_Exercise aim_
Although the records include pictures, print only the rest, exactly as written.

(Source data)
◆ ◆ ◆ ◆ ◆ ◆ ◆
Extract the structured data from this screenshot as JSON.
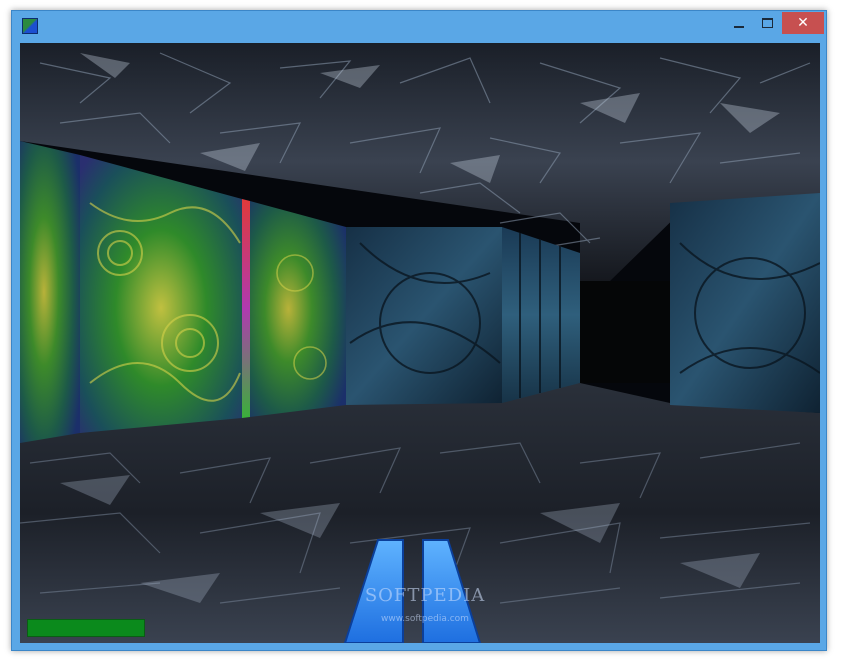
{
  "window": {
    "icon": "app-icon",
    "controls": {
      "minimize_icon": "minimize-icon",
      "maximize_icon": "maximize-icon",
      "close_icon": "close-icon",
      "close_glyph": "✕"
    },
    "close_color": "#c75050",
    "frame_color": "#5aa7e6"
  },
  "hud": {
    "health_fraction": 1.0,
    "health_color": "#0b8a1c"
  },
  "watermark": {
    "text": "SOFTPEDIA",
    "url": "www.softpedia.com"
  },
  "scene": {
    "weapon_color": "#2f8fff",
    "floor_color": "#2e3440",
    "ceiling_color": "#2b323e",
    "fractal_wall_color": "#3f7d2a",
    "blue_wall_color": "#1d3a52"
  }
}
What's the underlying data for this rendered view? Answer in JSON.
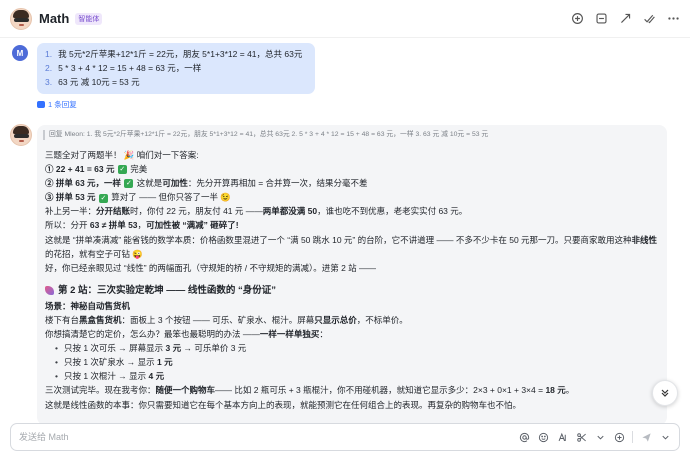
{
  "header": {
    "title": "Math",
    "badge": "智能体"
  },
  "user_message": {
    "avatar_letter": "M",
    "items": [
      {
        "num": "1.",
        "text": "我 5元*2斤苹果+12*1斤 = 22元，朋友 5*1+3*12 = 41，总共 63元"
      },
      {
        "num": "2.",
        "text": "5 * 3 + 4 * 12 = 15 + 48 = 63 元，一样"
      },
      {
        "num": "3.",
        "text": "63 元 减 10元 = 53 元"
      }
    ],
    "reply_count": "1 条回复"
  },
  "bot_message": {
    "quote": "回复 Mleon:  1. 我 5元*2斤苹果+12*1斤 = 22元，朋友 5*1+3*12 = 41，总共 63元 2. 5 * 3 + 4 * 12 = 15 + 48 = 63 元，一样 3. 63 元 减 10元 = 53 元",
    "intro": "三题全对了两题半！ 🎉 咱们对一下答案:",
    "a1_bold": "① 22 + 41 = 63 元",
    "a1_rest": "完美",
    "a2_bold": "② 拼单 63 元，一样",
    "a2_mid": "这就是",
    "a2_bold2": "可加性",
    "a2_rest": "：先分开算再相加 = 合并算一次，结果分毫不差",
    "a3_bold": "③ 拼单 53 元",
    "a3_rest": "算对了 —— 但你只答了一半 😉",
    "supp_pre": "补上另一半：",
    "supp_bold": "分开结账",
    "supp_mid": "时，你付 22 元，朋友付 41 元 ——",
    "supp_bold2": "两单都没满 50",
    "supp_rest": "，谁也吃不到优惠，老老实实付 63 元。",
    "so_pre": "所以：分开 ",
    "so_b1": "63 ≠ 拼单 53",
    "so_mid": "，",
    "so_b2": "可加性被 “满减” 砸碎了!",
    "long_text": "这就是 “拼单凑满减” 能省钱的数学本质：价格函数里混进了一个 “满 50 跳水 10 元” 的台阶，它不讲道理 —— 不多不少卡在 50 元那一刀。只要商家敢用这种",
    "long_bold": "非线性",
    "long_end": "的花招，就有空子可钻 😜",
    "transition": "好，你已经亲眼见过 “线性” 的两幅面孔（守规矩的桥 / 不守规矩的满减）。进第 2 站 ——",
    "station_title": "第 2 站：三次实验定乾坤 —— 线性函数的 “身份证”",
    "scene_label": "场景：",
    "scene_bold": "神秘自动售货机",
    "desc_pre": "楼下有台",
    "desc_bold": "黑盒售货机",
    "desc_mid": "：面板上 3 个按钮 —— 可乐、矿泉水、棍汁。屏幕",
    "desc_bold2": "只显示总价",
    "desc_end": "，不标单价。",
    "q_pre": "你想搞清楚它的定价，怎么办？最笨也最聪明的办法 ——",
    "q_bold": "一样一样单独买",
    "q_end": "：",
    "bullets": [
      {
        "pre": "只按 1 次可乐 → 屏幕显示 ",
        "bold": "3 元",
        "post": " → 可乐单价 3 元"
      },
      {
        "pre": "只按 1 次矿泉水 → 显示 ",
        "bold": "1 元",
        "post": ""
      },
      {
        "pre": "只按 1 次棍汁 → 显示 ",
        "bold": "4 元",
        "post": ""
      }
    ],
    "final_pre": "三次测试完毕。现在我考你：",
    "final_bold": "随便一个购物车",
    "final_mid": "—— 比如 2 瓶可乐 + 3 瓶棍汁，你不用碰机器，就知道它显示多少：2×3 + 0×1 + 3×4 = ",
    "final_bold2": "18 元",
    "final_end": "。",
    "cut_line": "这就是线性函数的本事：你只需要知道它在每个基本方向上的表现，就能预测它在任何组合上的表现。再复杂的购物车也不怕。"
  },
  "composer": {
    "placeholder": "发送给 Math"
  },
  "icons": {
    "accent": "#3371ff",
    "check_green": "#35a853",
    "bubble_bg": "#dbe7fd",
    "card_bg": "#f4f5f7"
  }
}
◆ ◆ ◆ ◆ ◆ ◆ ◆
_Your response_
Extract the structured data from this screenshot as JSON.
{
  "window": {
    "icon": "app-icon",
    "controls": {
      "minimize_icon": "minimize-icon",
      "maximize_icon": "maximize-icon",
      "close_icon": "close-icon",
      "close_glyph": "✕"
    },
    "close_color": "#c75050",
    "frame_color": "#5aa7e6"
  },
  "hud": {
    "health_fraction": 1.0,
    "health_color": "#0b8a1c"
  },
  "watermark": {
    "text": "SOFTPEDIA",
    "url": "www.softpedia.com"
  },
  "scene": {
    "weapon_color": "#2f8fff",
    "floor_color": "#2e3440",
    "ceiling_color": "#2b323e",
    "fractal_wall_color": "#3f7d2a",
    "blue_wall_color": "#1d3a52"
  }
}
What's the underlying data for this rendered view? Answer in JSON.
{
  "header": {
    "title": "Math",
    "badge": "智能体"
  },
  "user_message": {
    "avatar_letter": "M",
    "items": [
      {
        "num": "1.",
        "text": "我 5元*2斤苹果+12*1斤 = 22元，朋友 5*1+3*12 = 41，总共 63元"
      },
      {
        "num": "2.",
        "text": "5 * 3 + 4 * 12 = 15 + 48 = 63 元，一样"
      },
      {
        "num": "3.",
        "text": "63 元 减 10元 = 53 元"
      }
    ],
    "reply_count": "1 条回复"
  },
  "bot_message": {
    "quote": "回复 Mleon:  1. 我 5元*2斤苹果+12*1斤 = 22元，朋友 5*1+3*12 = 41，总共 63元 2. 5 * 3 + 4 * 12 = 15 + 48 = 63 元，一样 3. 63 元 减 10元 = 53 元",
    "intro": "三题全对了两题半！ 🎉 咱们对一下答案:",
    "a1_bold": "① 22 + 41 = 63 元",
    "a1_rest": "完美",
    "a2_bold": "② 拼单 63 元，一样",
    "a2_mid": "这就是",
    "a2_bold2": "可加性",
    "a2_rest": "：先分开算再相加 = 合并算一次，结果分毫不差",
    "a3_bold": "③ 拼单 53 元",
    "a3_rest": "算对了 —— 但你只答了一半 😉",
    "supp_pre": "补上另一半：",
    "supp_bold": "分开结账",
    "supp_mid": "时，你付 22 元，朋友付 41 元 ——",
    "supp_bold2": "两单都没满 50",
    "supp_rest": "，谁也吃不到优惠，老老实实付 63 元。",
    "so_pre": "所以：分开 ",
    "so_b1": "63 ≠ 拼单 53",
    "so_mid": "，",
    "so_b2": "可加性被 “满减” 砸碎了!",
    "long_text": "这就是 “拼单凑满减” 能省钱的数学本质：价格函数里混进了一个 “满 50 跳水 10 元” 的台阶，它不讲道理 —— 不多不少卡在 50 元那一刀。只要商家敢用这种",
    "long_bold": "非线性",
    "long_end": "的花招，就有空子可钻 😜",
    "transition": "好，你已经亲眼见过 “线性” 的两幅面孔（守规矩的桥 / 不守规矩的满减）。进第 2 站 ——",
    "station_title": "第 2 站：三次实验定乾坤 —— 线性函数的 “身份证”",
    "scene_label": "场景：",
    "scene_bold": "神秘自动售货机",
    "desc_pre": "楼下有台",
    "desc_bold": "黑盒售货机",
    "desc_mid": "：面板上 3 个按钮 —— 可乐、矿泉水、棍汁。屏幕",
    "desc_bold2": "只显示总价",
    "desc_end": "，不标单价。",
    "q_pre": "你想搞清楚它的定价，怎么办？最笨也最聪明的办法 ——",
    "q_bold": "一样一样单独买",
    "q_end": "：",
    "bullets": [
      {
        "pre": "只按 1 次可乐 → 屏幕显示 ",
        "bold": "3 元",
        "post": " → 可乐单价 3 元"
      },
      {
        "pre": "只按 1 次矿泉水 → 显示 ",
        "bold": "1 元",
        "post": ""
      },
      {
        "pre": "只按 1 次棍汁 → 显示 ",
        "bold": "4 元",
        "post": ""
      }
    ],
    "final_pre": "三次测试完毕。现在我考你：",
    "final_bold": "随便一个购物车",
    "final_mid": "—— 比如 2 瓶可乐 + 3 瓶棍汁，你不用碰机器，就知道它显示多少：2×3 + 0×1 + 3×4 = ",
    "final_bold2": "18 元",
    "final_end": "。",
    "cut_line": "这就是线性函数的本事：你只需要知道它在每个基本方向上的表现，就能预测它在任何组合上的表现。再复杂的购物车也不怕。"
  },
  "composer": {
    "placeholder": "发送给 Math"
  },
  "icons": {
    "accent": "#3371ff",
    "check_green": "#35a853",
    "bubble_bg": "#dbe7fd",
    "card_bg": "#f4f5f7"
  }
}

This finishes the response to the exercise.